As I previously mentioned, I like ECC because the majority of their loan portfolio is structured with senior secured loans. This means that if the market were to collapse, there is a greater chance of ECC recovering their loan balances.
Historical data shows us that senior secured loans have a recovery rate just shy of 70%. While this is suitable for me, it’s important for you to gauge what your own personal risk tolerance is. In the event of economic headwinds, the outcome may be different from what the data shows us.
According to ECC’s latest Q2 Investor Presentation, their portfolio consists of primarily senior secured loans that have an average B-rated classification.
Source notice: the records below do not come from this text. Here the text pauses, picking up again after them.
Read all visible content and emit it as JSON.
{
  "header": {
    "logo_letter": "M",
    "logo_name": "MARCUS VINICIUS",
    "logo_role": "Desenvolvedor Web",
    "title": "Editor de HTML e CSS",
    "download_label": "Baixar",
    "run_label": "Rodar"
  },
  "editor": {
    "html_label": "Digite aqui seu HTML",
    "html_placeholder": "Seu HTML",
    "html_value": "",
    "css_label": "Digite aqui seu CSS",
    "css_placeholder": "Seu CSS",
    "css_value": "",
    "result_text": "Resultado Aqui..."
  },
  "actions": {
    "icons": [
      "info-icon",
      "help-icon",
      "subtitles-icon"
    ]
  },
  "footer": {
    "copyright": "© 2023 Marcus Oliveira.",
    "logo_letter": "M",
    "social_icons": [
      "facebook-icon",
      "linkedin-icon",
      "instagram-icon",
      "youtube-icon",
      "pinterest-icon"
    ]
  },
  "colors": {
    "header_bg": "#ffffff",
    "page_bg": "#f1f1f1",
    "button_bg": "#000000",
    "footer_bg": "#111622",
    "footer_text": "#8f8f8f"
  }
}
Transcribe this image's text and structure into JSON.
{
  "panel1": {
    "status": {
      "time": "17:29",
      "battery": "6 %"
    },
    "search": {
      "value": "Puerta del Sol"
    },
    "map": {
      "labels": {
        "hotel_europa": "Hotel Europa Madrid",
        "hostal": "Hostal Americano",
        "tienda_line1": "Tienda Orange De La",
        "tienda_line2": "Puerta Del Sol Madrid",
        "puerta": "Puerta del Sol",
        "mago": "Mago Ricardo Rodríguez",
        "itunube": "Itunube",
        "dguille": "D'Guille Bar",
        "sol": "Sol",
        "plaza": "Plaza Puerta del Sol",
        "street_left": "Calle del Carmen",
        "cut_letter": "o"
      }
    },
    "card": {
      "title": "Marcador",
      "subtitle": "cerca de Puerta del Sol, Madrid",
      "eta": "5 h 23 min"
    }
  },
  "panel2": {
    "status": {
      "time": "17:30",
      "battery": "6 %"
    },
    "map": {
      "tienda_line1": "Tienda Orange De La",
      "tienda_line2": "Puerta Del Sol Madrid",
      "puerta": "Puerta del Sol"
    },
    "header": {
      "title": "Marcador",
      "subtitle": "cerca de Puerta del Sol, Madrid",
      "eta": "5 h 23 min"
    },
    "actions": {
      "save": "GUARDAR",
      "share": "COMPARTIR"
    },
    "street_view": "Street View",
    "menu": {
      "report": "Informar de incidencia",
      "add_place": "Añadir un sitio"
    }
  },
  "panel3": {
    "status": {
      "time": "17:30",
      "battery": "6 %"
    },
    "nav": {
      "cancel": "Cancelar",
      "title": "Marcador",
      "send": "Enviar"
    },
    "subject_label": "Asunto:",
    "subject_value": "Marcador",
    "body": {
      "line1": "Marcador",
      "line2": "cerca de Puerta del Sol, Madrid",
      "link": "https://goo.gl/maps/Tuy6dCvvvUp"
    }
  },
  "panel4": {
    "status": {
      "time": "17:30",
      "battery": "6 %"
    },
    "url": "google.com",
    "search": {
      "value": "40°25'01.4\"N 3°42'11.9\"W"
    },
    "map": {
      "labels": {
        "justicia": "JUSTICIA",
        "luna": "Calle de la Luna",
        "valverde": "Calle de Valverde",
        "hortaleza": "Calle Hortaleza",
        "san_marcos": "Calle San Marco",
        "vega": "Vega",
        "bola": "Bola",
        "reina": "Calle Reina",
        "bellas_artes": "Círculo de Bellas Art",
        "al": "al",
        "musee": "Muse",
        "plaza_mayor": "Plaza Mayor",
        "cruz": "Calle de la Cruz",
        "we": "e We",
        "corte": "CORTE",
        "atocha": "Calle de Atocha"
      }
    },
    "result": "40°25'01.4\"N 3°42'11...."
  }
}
Anything rated under BBB is referred to as “Junk Bonds”. Forward looking, I would stay away if you are concerned about any strong downward headwinds.
Closed End Funds need to be viewed differently than more traditional funds. They are unique because the price can be drastically different from what the underlying NAV is (Net Asset Value). Therefore, in terms of valuation it is very difficult to determine what’s a fair price.
Instead, we can see take a look at the historical data and look at the trend between the NAV and price action and determine what an attractive entry point would be.
We can see that over a 5-year period, the price has always traded at a premium to NAV. This can happen for a variety of reasons: the management team has a great track record or it can be related to the holdings within the fund for example.
The price is currently trading around the 52 week average premium so in my opinion, I feel comfortable adding shares at these levels. I think the recent downward price movement over the last few weeks have created an ample buying opportunity.
Limited Upside But High Total Return
It may be strange to recommend a stock that has very little upside movement. We can’t forget though that the dividend yield is currently 17% and supplemental dividends payments have already been confirmed throughout the remainder of the year. Announcing 3 months worth of supplemental payments is another reassuring metric to show that cash flow is strong for Eagle Point Credit.
Whether your returns are through distributions or capital appreciation, that is for you to decide. An investment like ECC is not suitable for the “traditional” investor as most of the return is coming through the high distribution. I personally love receiving a steady cash flow from my investments but maybe income is not a priority for you.
While the price may have declined substantially over the approximate 10 year period, we can see that your total return is over 96% over the same period because of the high distributions.
As long as the distributions can be covered, I will remain holding so that I can collect and reinvest a portion of the dividends received.
In conclusion, Eagle Point Credit presents a compelling investment opportunity through its focus on CLOs and the securitization of corporate loans. The senior secured nature of ECC’s loan portfolio adds a layer of security, and their diversified industry mix enhances stability. Despite some mixed quarterly results, ECC’s strong cash flow continues to support dividends, and the company’s proactive approach to managing CLO equity investments bodes well for its future profitability. While ECC’s stock price may not exhibit substantial upside, its impressive 17% dividend yield, supplemented by additional confirmed payments, makes it an attractive option for income-focused investors.